Visiting the Centre for Alternative Technology, Wales
Nestled in the foothills of Snowdonia just three miles north of Machynlleth, this interactive shrine to sustainable living shows you exactly what an eco-home looks like. Sunshine and breezes are harnessed to keep the lights on and the rooms cosy, while water is recycled in clever ways to meet your washing needs. After a comfort break in the compost toilet, take a stroll in the permaculture garden to learn planet-friendly ways of feeding yourself. It’s an inspiring vision to ponder over a glass of chilled organic wine in the eco-café.
Dry-stone walling in Northumberland
A sunny hillside overlooking a patchwork of fields near the village of Rothbury is a scenic spot for a lesson in the ancient craft of dry-stone walling. Experienced traditional builder John Wilson demonstrates how no mortar is needed to assemble a solid, durable wall the Incas would be proud of. Selecting the right shaped stone to lock together in a neat jigsaw is slow but satisfying work – and the finished wall not only stops sheep wandering off but is a piece of living history.
Canola field in bloom, near Oswaldkirk in the Howardian Hills, North Yorkshire © BerndBrueggemann/Shutterstock
Spotting wild daffodils in Yorkshire
Spotting the first daffodils of the year is just one way of adding to the Woodland Trust’s online record of how climate change is affecting Britain’s wildlife and nature. Take a springtime walk in the Farndale valley by the River Dove in North Yorkshire to see a mass of yellow blooms carpeting the banks.
Beachsweeping in Cornwall

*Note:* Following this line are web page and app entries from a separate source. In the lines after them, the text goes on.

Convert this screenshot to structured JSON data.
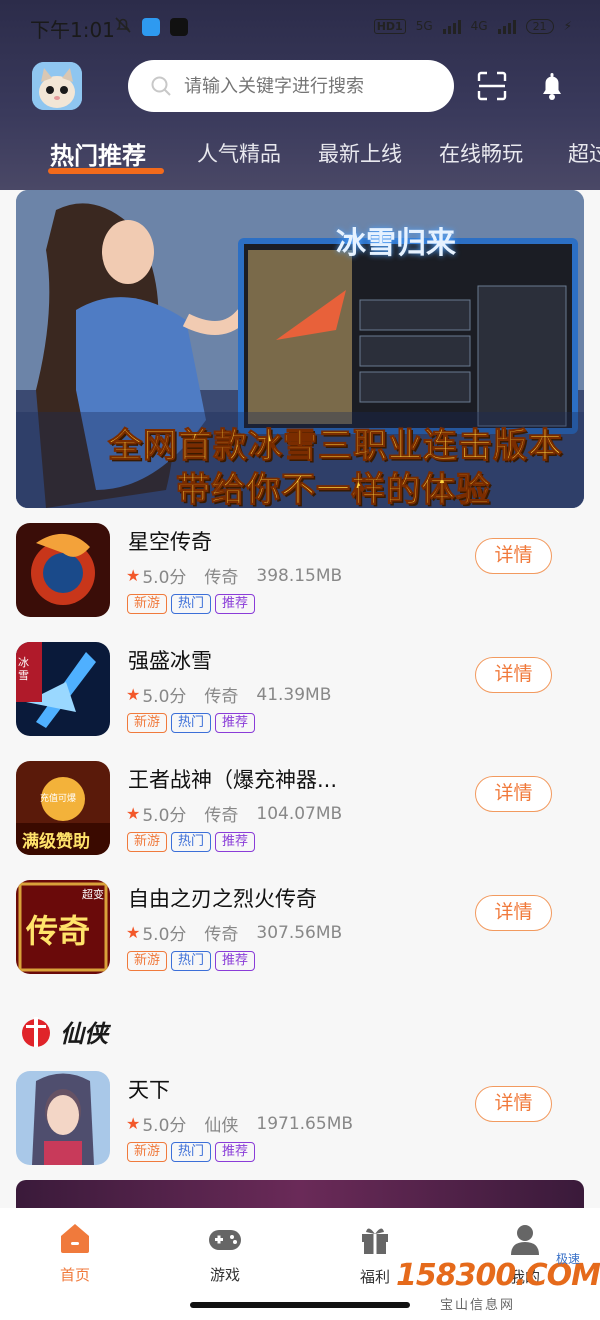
{
  "status_bar": {
    "time": "下午1:01",
    "hd": "HD1",
    "net1": "5G",
    "net2": "4G",
    "battery": "21"
  },
  "search": {
    "placeholder": "请输入关键字进行搜索"
  },
  "tabs": [
    {
      "label": "热门推荐",
      "active": true
    },
    {
      "label": "人气精品"
    },
    {
      "label": "最新上线"
    },
    {
      "label": "在线畅玩"
    },
    {
      "label": "超过"
    }
  ],
  "banner": {
    "title": "冰雪归来",
    "line1": "全网首款冰雪三职业连击版本",
    "line2": "带给你不一样的体验"
  },
  "games": [
    {
      "name": "星空传奇",
      "rating": "5.0分",
      "category": "传奇",
      "size": "398.15MB",
      "tags": [
        "新游",
        "热门",
        "推荐"
      ],
      "button": "详情"
    },
    {
      "name": "强盛冰雪",
      "rating": "5.0分",
      "category": "传奇",
      "size": "41.39MB",
      "tags": [
        "新游",
        "热门",
        "推荐"
      ],
      "button": "详情"
    },
    {
      "name": "王者战神（爆充神器...",
      "rating": "5.0分",
      "category": "传奇",
      "size": "104.07MB",
      "tags": [
        "新游",
        "热门",
        "推荐"
      ],
      "button": "详情"
    },
    {
      "name": "自由之刃之烈火传奇",
      "rating": "5.0分",
      "category": "传奇",
      "size": "307.56MB",
      "tags": [
        "新游",
        "热门",
        "推荐"
      ],
      "button": "详情"
    }
  ],
  "section": {
    "title": "仙侠",
    "games": [
      {
        "name": "天下",
        "rating": "5.0分",
        "category": "仙侠",
        "size": "1971.65MB",
        "tags": [
          "新游",
          "热门",
          "推荐"
        ],
        "button": "详情"
      }
    ]
  },
  "icon_texts": {
    "game2_badge": "冰雪",
    "game3_top": "充值可爆",
    "game3_bottom": "满级赞助",
    "game4_main": "传奇",
    "game4_badge": "超变"
  },
  "tabbar": [
    {
      "label": "首页",
      "icon": "home-icon",
      "active": true
    },
    {
      "label": "游戏",
      "icon": "gamepad-icon"
    },
    {
      "label": "福利",
      "icon": "gift-icon"
    },
    {
      "label": "我的",
      "icon": "user-icon"
    }
  ],
  "watermark": {
    "main": "158300.COM",
    "small": "极速",
    "sub": "宝山信息网"
  },
  "colors": {
    "accent": "#f07a3c",
    "header": "#2c2c4a",
    "tag_new": "#f07a3c",
    "tag_hot": "#3c6fd8",
    "tag_rec": "#8a3cd8"
  }
}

From putting up a fence around a cider apple orchard to hacking through gorse in the Peak District to give the wildflowers space to bloom, BTCV’s charity-run conservation holidays are a chance to blow away the city cobwebs and get your hands dirty. The week-long Cornish Beachsweep in Falmouth is one of the most rewarding: after a day combing the magnificent beaches, batten down for the evening in Tregedna Farm’s stylish converted barn for a communal meal with like-minded volunteers.
Top image © Peter Turner Photography/Shutterstock